The Fundamental Components for Establishing a Crop Enterprise

The Fundamental Components for Establishing a Crop EnterpriseNew Crop development is a process rather than just a selected crop.

There are three legs to the Trifecta for successful crop development: Growing the crop, processing the crop and marketing the crop.

If new crops are developed without consideration of all three issues, the venture is likely to fail.

There are a number of fundamental components for establishing a Crop Enterprise; these can be categorised as being of a capital nature, an input nature, yield components, and demand estimations.

The first fundamental component category is Capital:

  • Field Investigations: Knowledge of current farm plans, as well as comprehensive surveys of soils and climatic conditions on the property are required in order to establish possible cropping options.
  • Land: Suitability of topography, soils and access (i.e. transport) for potential cropping options must be taken into consideration.
  • Buildings: There must be suitable sheds for storage of the crop produce if required.
  • Stock: Seed stock (i.e. seedlings) will be required to initiate the crop.
  • Machinery: Tractors, ploughs, harvesters, irrigation equipment, etc will also be necessary for the installation of a crop enterprise.

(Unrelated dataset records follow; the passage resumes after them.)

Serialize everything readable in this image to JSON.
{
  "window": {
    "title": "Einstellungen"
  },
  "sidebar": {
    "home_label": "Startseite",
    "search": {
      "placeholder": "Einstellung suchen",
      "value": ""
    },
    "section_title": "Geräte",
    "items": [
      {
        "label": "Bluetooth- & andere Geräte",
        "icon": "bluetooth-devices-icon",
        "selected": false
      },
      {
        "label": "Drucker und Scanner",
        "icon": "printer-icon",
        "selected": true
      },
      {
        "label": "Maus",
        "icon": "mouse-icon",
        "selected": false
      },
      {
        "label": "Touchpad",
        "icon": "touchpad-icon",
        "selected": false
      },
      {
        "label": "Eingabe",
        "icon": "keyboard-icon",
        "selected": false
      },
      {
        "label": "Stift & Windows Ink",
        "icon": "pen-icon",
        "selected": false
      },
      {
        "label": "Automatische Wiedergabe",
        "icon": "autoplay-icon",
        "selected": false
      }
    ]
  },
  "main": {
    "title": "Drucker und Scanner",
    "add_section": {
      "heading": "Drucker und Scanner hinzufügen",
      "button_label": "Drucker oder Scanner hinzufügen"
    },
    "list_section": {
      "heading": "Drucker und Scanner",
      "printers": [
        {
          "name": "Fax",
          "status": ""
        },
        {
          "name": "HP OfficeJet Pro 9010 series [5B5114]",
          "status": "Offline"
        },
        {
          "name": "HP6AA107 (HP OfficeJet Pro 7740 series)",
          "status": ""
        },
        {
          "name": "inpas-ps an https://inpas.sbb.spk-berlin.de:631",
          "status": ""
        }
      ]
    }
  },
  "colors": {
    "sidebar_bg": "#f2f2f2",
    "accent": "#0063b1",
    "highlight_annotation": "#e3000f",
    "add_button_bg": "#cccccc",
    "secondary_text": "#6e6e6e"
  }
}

Sharing costs of some machinery is a method to decrease the initial costs of machinery (i.e. split costs between several farmers).
  • Processing: The crop produce will need to be processed (e.g. drying, oil extraction, winemaking, etc) either on the property or at a nearby processing plant.
  • Establishment: Fences, channels, drains, trellises, and banks will need to be established based on the required cropping option.
  • Processing: The crop produce will need to be processed (e.g. drying, oil extraction, winemaking, etc) either on the property or at a nearby processing plant.
  • Distribution: Packing facilities, bulk silos and transporters will be required to distribute the produce and this can also be completed on the property or at a nearby distribution plant.
  • Markets: There is a need to research i) established or ii) prospective markets for your produce and investigate the opportunities for your crop to succeed.
  • Permits, etc: Permits, licences and industry association memberships are required grow and sell your produce to various markets.
  • Working Capital: Finance (value of one season’s inputs) is required to initiate the crop enterprise

Input components for establishing a crop enterprise include:

  • Seed: Seedlings, rootstock or cuttings are required to establish the crop.
  • Irrigation/Water: Irrigation may be required for the crop.
  • Soil Preparation: Soils may need to be prepared for the new crop (i.e. tilling, stubble burning, etc).
  • Fertilisers: Soils and crops have specific fertiliser requirements which need to be fulfilled to ensure a successful crop (e.g. phosphates, urea, etc).
  • Chemicals: Herbicides and pesticides may be required (dependant upon the type of crop) to maintain a healthy and productive crop.
  • Crop Protection: Some crops may need protection against the elements (i.e. frosts). This includes items such as shade cloth, frost fans, trellises, etc.
  • Harvesting: requires time and labour inputs.
  • Maintenance: General maintenance of fences, banks and structures are required to ensure an efficient product.
  • Disposals: Unused products such as grapeskins, grain husks, etc need to be disposed of efficiently.
  • Permits, etc: Annual permits, licenses and industry levy renewals will be required to continue growing and selling the produce.

The fundamental yield components are:

  • Primary Yield: The unit yield of the primary crop should be calculated to determine profitability.
  • By-Product Yield: The unit yield of each by-product should be calculated to determine profitability.

The fundamental demand estimations required are:

  • Demand Value: This is the unit farm-gate price, or the market price minus the cost of transport and handling.
  • Quantified Demand: The size of the accessible market needs to be determined to calculate the potential for the produce.
  • Price Elasticity: The impact (financial) of new supply on market prices.
  • Projected Demand: The market outlook for your crop and produce needs to be taken into account to verify projected profitability.